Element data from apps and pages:
Segment Open

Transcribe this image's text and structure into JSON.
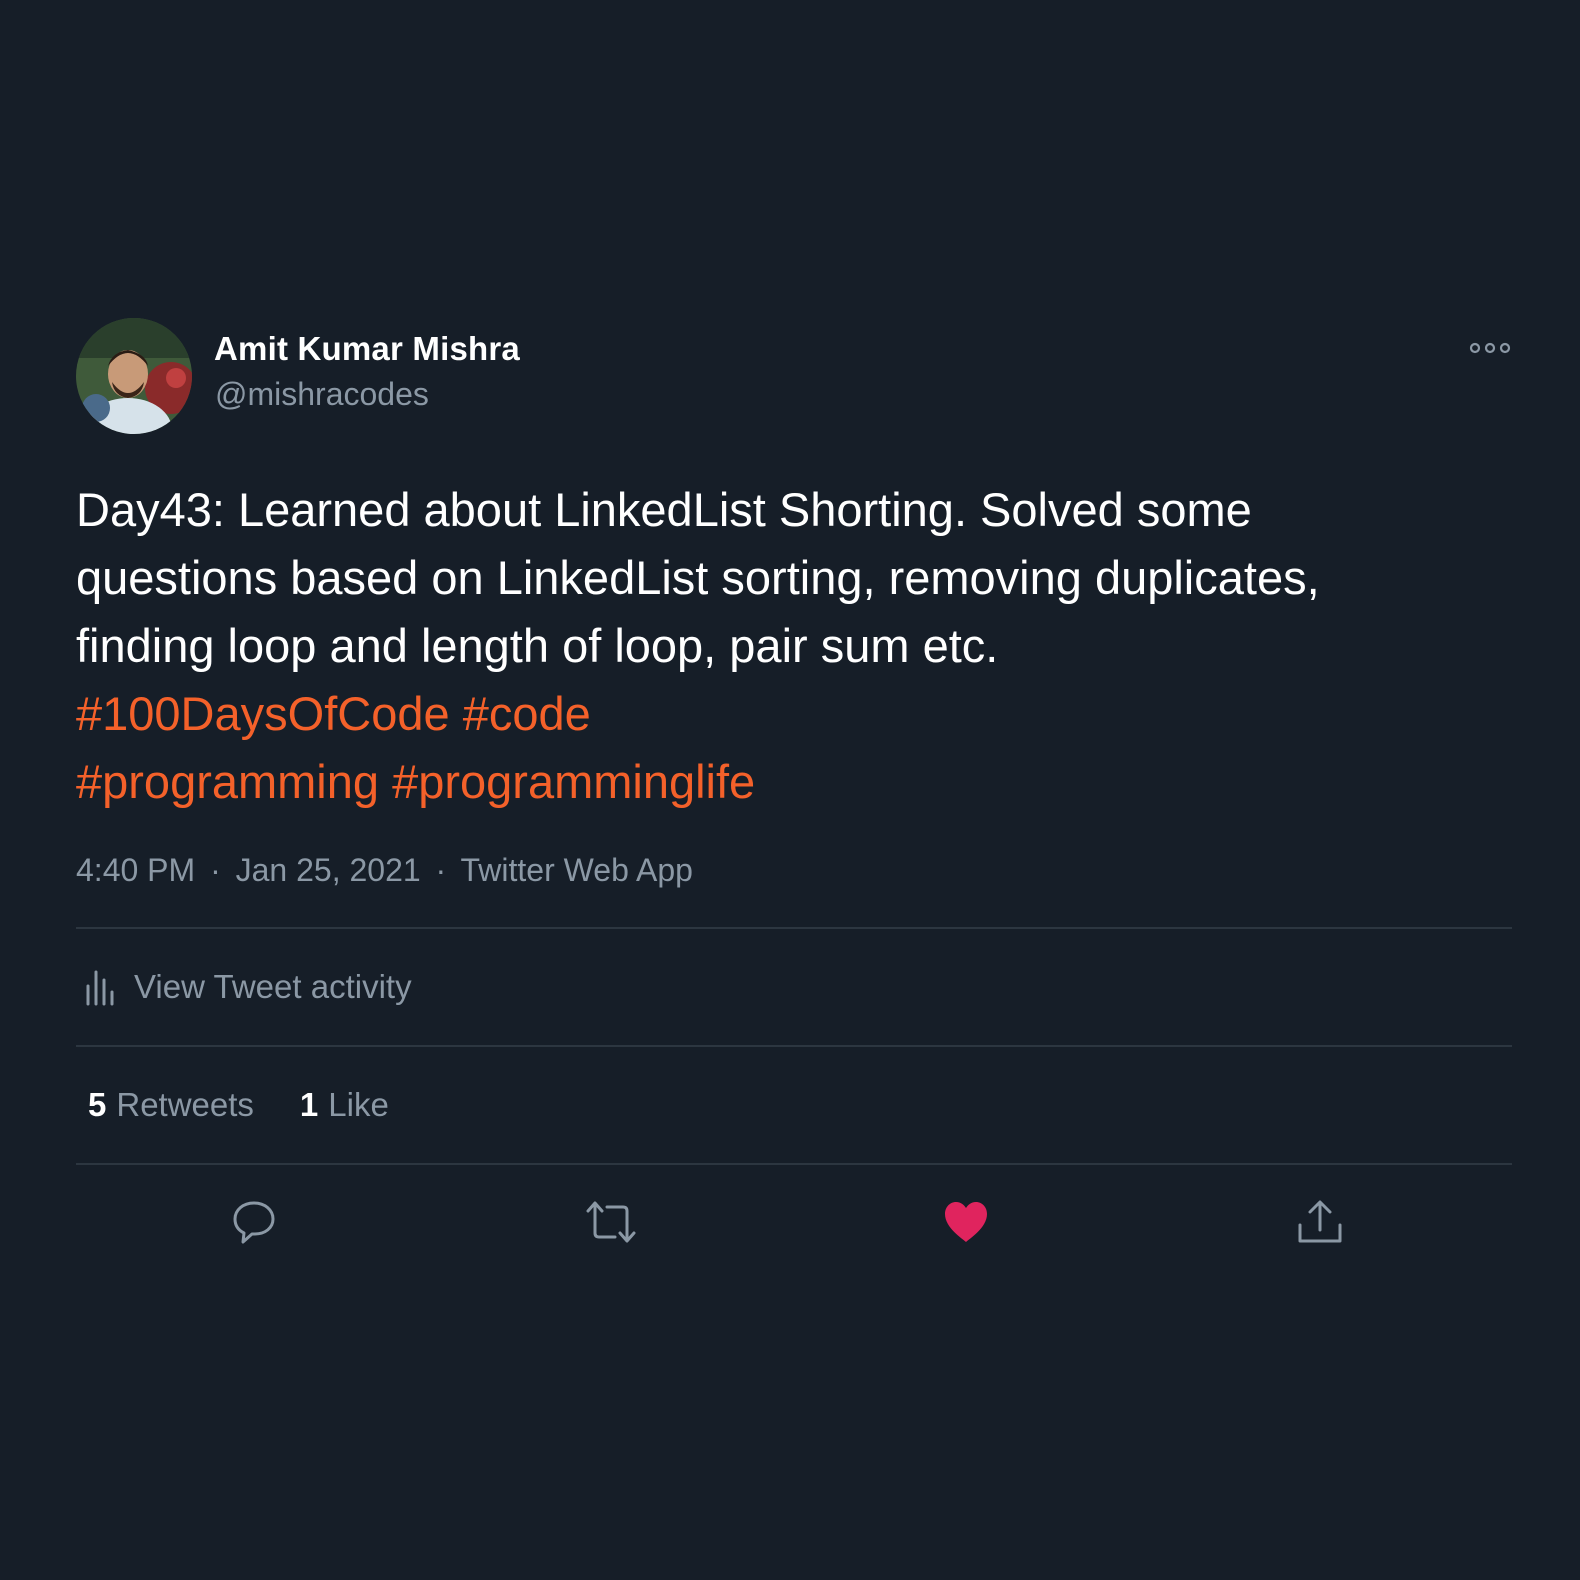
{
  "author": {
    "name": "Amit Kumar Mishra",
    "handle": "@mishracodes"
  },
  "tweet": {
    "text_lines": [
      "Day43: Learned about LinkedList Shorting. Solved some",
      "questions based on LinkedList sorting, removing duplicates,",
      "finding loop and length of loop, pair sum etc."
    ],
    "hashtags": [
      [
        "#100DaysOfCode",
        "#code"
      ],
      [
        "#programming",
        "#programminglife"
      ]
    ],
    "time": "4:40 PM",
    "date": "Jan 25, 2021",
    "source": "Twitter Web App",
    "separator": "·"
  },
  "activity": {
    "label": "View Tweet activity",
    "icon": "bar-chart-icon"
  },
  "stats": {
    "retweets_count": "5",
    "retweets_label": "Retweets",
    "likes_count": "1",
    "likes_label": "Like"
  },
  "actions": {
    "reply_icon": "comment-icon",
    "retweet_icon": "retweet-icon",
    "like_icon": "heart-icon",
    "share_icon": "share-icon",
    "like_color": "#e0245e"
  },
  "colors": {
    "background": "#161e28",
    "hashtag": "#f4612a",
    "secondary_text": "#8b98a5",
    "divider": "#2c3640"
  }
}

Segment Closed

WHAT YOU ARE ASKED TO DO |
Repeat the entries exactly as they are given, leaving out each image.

RESULT OF THIS TASK |
Transcribe this image's text and structure into JSON.
{
  "author": {
    "name": "Amit Kumar Mishra",
    "handle": "@mishracodes"
  },
  "tweet": {
    "text_lines": [
      "Day43: Learned about LinkedList Shorting. Solved some",
      "questions based on LinkedList sorting, removing duplicates,",
      "finding loop and length of loop, pair sum etc."
    ],
    "hashtags": [
      [
        "#100DaysOfCode",
        "#code"
      ],
      [
        "#programming",
        "#programminglife"
      ]
    ],
    "time": "4:40 PM",
    "date": "Jan 25, 2021",
    "source": "Twitter Web App",
    "separator": "·"
  },
  "activity": {
    "label": "View Tweet activity",
    "icon": "bar-chart-icon"
  },
  "stats": {
    "retweets_count": "5",
    "retweets_label": "Retweets",
    "likes_count": "1",
    "likes_label": "Like"
  },
  "actions": {
    "reply_icon": "comment-icon",
    "retweet_icon": "retweet-icon",
    "like_icon": "heart-icon",
    "share_icon": "share-icon",
    "like_color": "#e0245e"
  },
  "colors": {
    "background": "#161e28",
    "hashtag": "#f4612a",
    "secondary_text": "#8b98a5",
    "divider": "#2c3640"
  }
}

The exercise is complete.